What is Ireland’s Nitrates Action Programme?

Ireland’s Nitrates Action Programme is designed to prevent pollution of surface waters and ground water from agricultural sources and to protect and improve water quality. Ireland’s fourth NAP came into operation in 2017 and will be reviewed in 2021.

Each Member State’s NAP must include:

  • a limit on the amount of livestock manure applied to the land each year
  • set periods when land spreading is prohibited due to risk
  • set capacity levels for the storage of livestock manure

Member States are also required to review their NAP at least every four years. Ireland’s current Action Programme will be reviewed  during 2021.

The European Union (Good Agricultural Practice for Protection of Waters) Regulations commonly referred to as the “Nitrates Regulations” or “GAP Regulations” give legal effect to Ireland’s Nitrates Action Programme. The most recent Regulations are listed below.

Local Authorities are responsible for enforcing the Nitrates Regulations. Any perceived breaches within their catchment should be brought to their immediate attention.

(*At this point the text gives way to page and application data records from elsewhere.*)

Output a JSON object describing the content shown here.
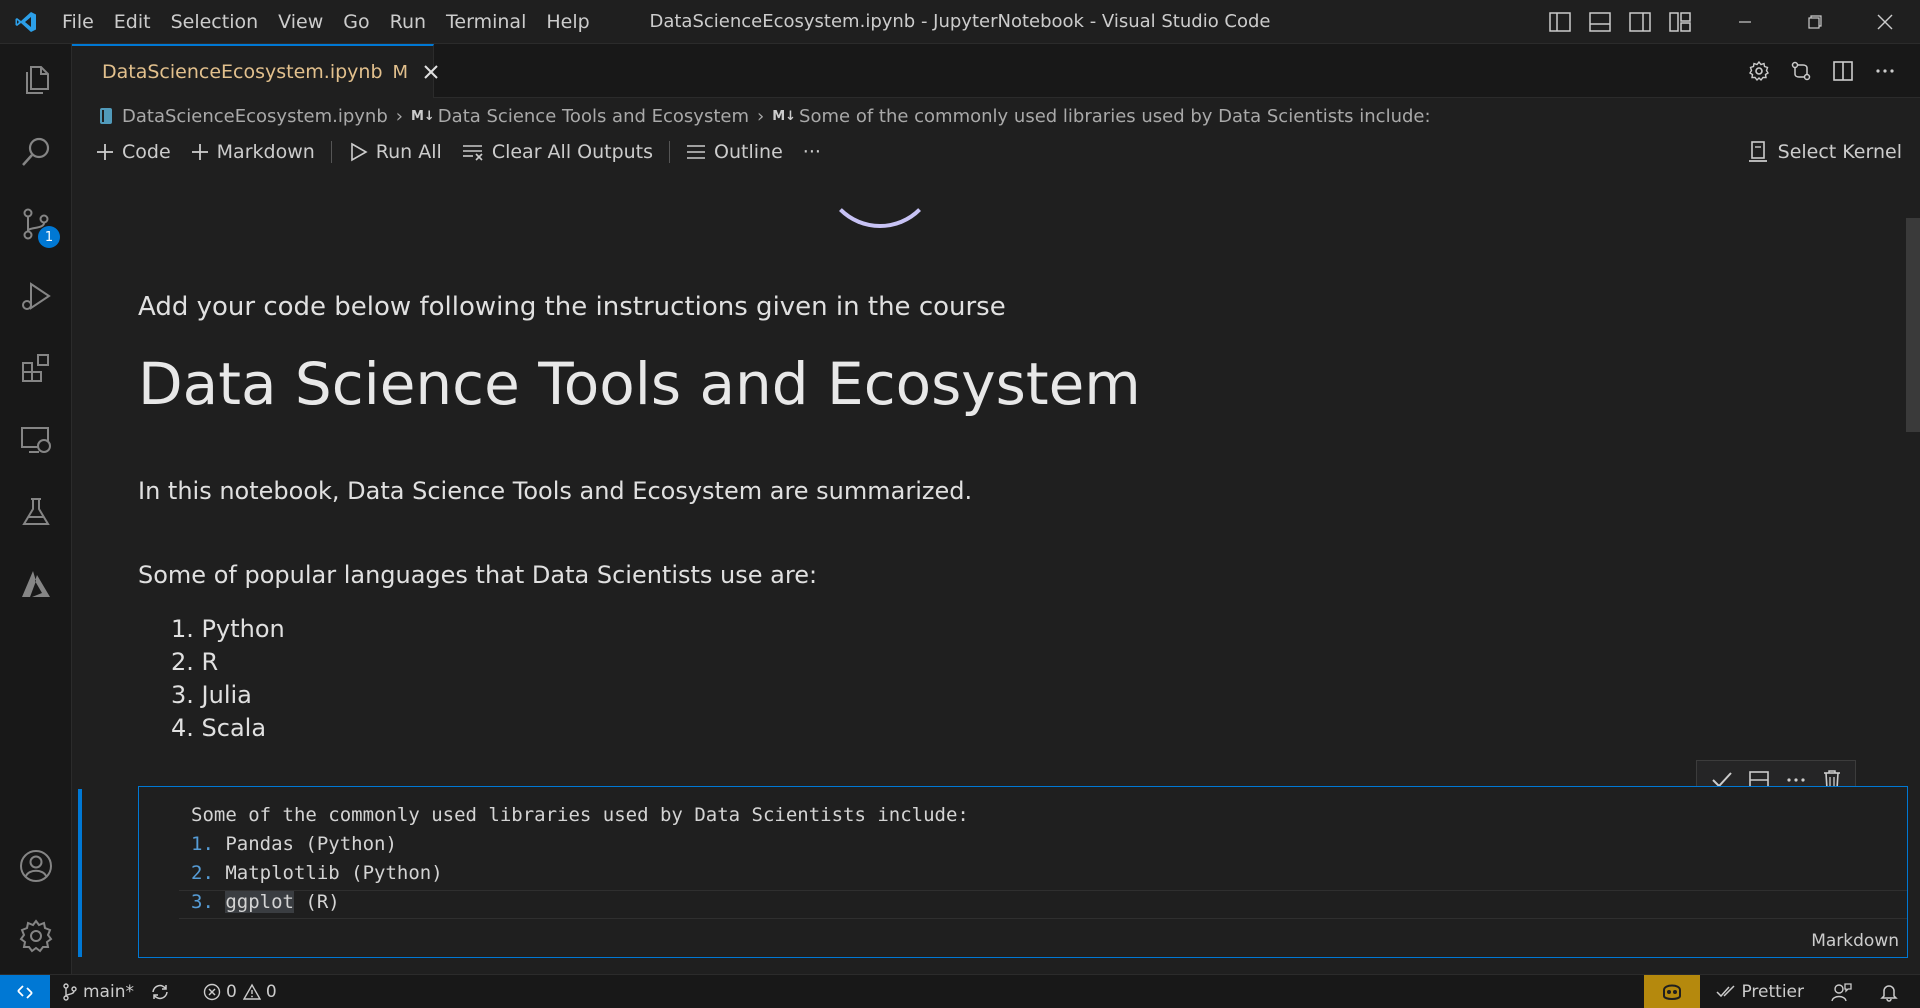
{
  "window": {
    "title": "DataScienceEcosystem.ipynb - JupyterNotebook - Visual Studio Code",
    "menu": [
      "File",
      "Edit",
      "Selection",
      "View",
      "Go",
      "Run",
      "Terminal",
      "Help"
    ]
  },
  "activity_bar": {
    "items": [
      "explorer-icon",
      "search-icon",
      "source-control-icon",
      "run-debug-icon",
      "extensions-icon",
      "remote-explorer-icon",
      "testing-icon",
      "azure-icon"
    ],
    "source_control_badge": "1",
    "bottom": [
      "accounts-icon",
      "settings-gear-icon"
    ]
  },
  "tab": {
    "label": "DataScienceEcosystem.ipynb",
    "status": "M"
  },
  "breadcrumb": {
    "file": "DataScienceEcosystem.ipynb",
    "md_marker": "M↓",
    "section": "Data Science Tools and Ecosystem",
    "cell": "Some of the commonly used libraries used by Data Scientists include:"
  },
  "toolbar": {
    "code": "Code",
    "markdown": "Markdown",
    "run_all": "Run All",
    "clear_outputs": "Clear All Outputs",
    "outline": "Outline",
    "more": "···",
    "kernel": "Select Kernel"
  },
  "notebook": {
    "intro": "Add your code below following the instructions given in the course",
    "heading": "Data Science Tools and Ecosystem",
    "summary": "In this notebook, Data Science Tools and Ecosystem are summarized.",
    "languages_intro": "Some of popular languages that Data Scientists use are:",
    "languages": [
      "1. Python",
      "2. R",
      "3. Julia",
      "4. Scala"
    ],
    "active_cell": {
      "line1": "Some of the commonly used libraries used by Data Scientists include:",
      "items": [
        {
          "num": "1.",
          "text": "Pandas (Python)"
        },
        {
          "num": "2.",
          "text": "Matplotlib (Python)"
        },
        {
          "num": "3.",
          "highlight": "ggplot",
          "rest": " (R)"
        }
      ],
      "language": "Markdown"
    }
  },
  "status_bar": {
    "branch": "main*",
    "errors": "0",
    "warnings": "0",
    "prettier": "Prettier"
  },
  "colors": {
    "accent": "#0078d4",
    "modified_tab": "#e2c08d",
    "copilot_bg": "#b5890d"
  }
}
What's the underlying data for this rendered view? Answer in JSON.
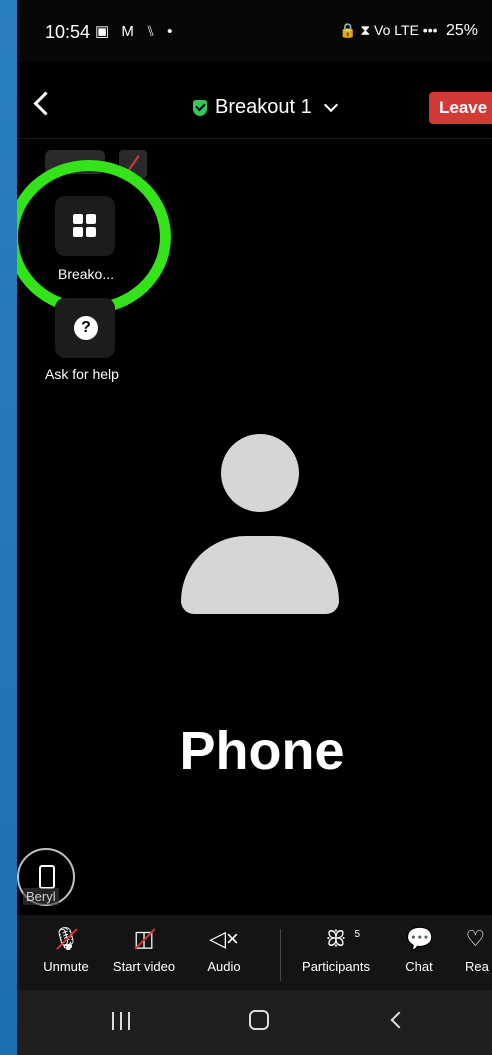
{
  "statusbar": {
    "time": "10:54",
    "left_icons": "▣ M ⑊ •",
    "signal": "🔒 ⧗ Vo LTE •••",
    "battery": "25%"
  },
  "header": {
    "title": "Breakout 1",
    "leave_label": "Leave"
  },
  "side_buttons": {
    "breakout_label": "Breako...",
    "help_icon": "?",
    "help_label": "Ask for help"
  },
  "participant": {
    "display_name": "Phone",
    "self_tag": "Beryl"
  },
  "toolbar": {
    "unmute_label": "Unmute",
    "start_video_label": "Start video",
    "audio_label": "Audio",
    "participants_label": "Participants",
    "participants_count": "5",
    "chat_label": "Chat",
    "reactions_label": "Rea"
  },
  "colors": {
    "leave": "#d23a35",
    "highlight_ring": "#35e31a",
    "shield": "#34c759",
    "background_gradient": "#2a7fbf"
  }
}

The Slurry Spreading Calendar

Slurry cannot be spread on land from 15 October to January 12 / 15th / 31st (depending on which part of the country a farm is located).  Closed periods are a feature of the Directive in all Member States.  The closed periods in Ireland were decided following a period of extensive public consultation and were agreed with farming bodies and the European Commission.

All land spreading activity is conditional on weather and ground conditions being suitable.  Livestock manures or any chemical fertilisers should not be applied to land when it is waterlogged, flooded or likely to flood, frozen or if heavy rain is forecasted within 48 hours.

What is Irelands Derogation?

In 2018, Ireland was granted a derogation to allow intensive farmers a higher stocking rate of livestock manure, subject to them complying with strict rules that are overseen by the Department of Agriculture, Food and the Marine.

The derogation increases the application limit of 170kg/ha of livestock manure to 250kg/ha each year.  In Ireland, the derogation is of critical importance to the dairy industry and Food Harvest 2020 expansion plans. The current derogation will run to the end of 2021, when the fourth programme concludes.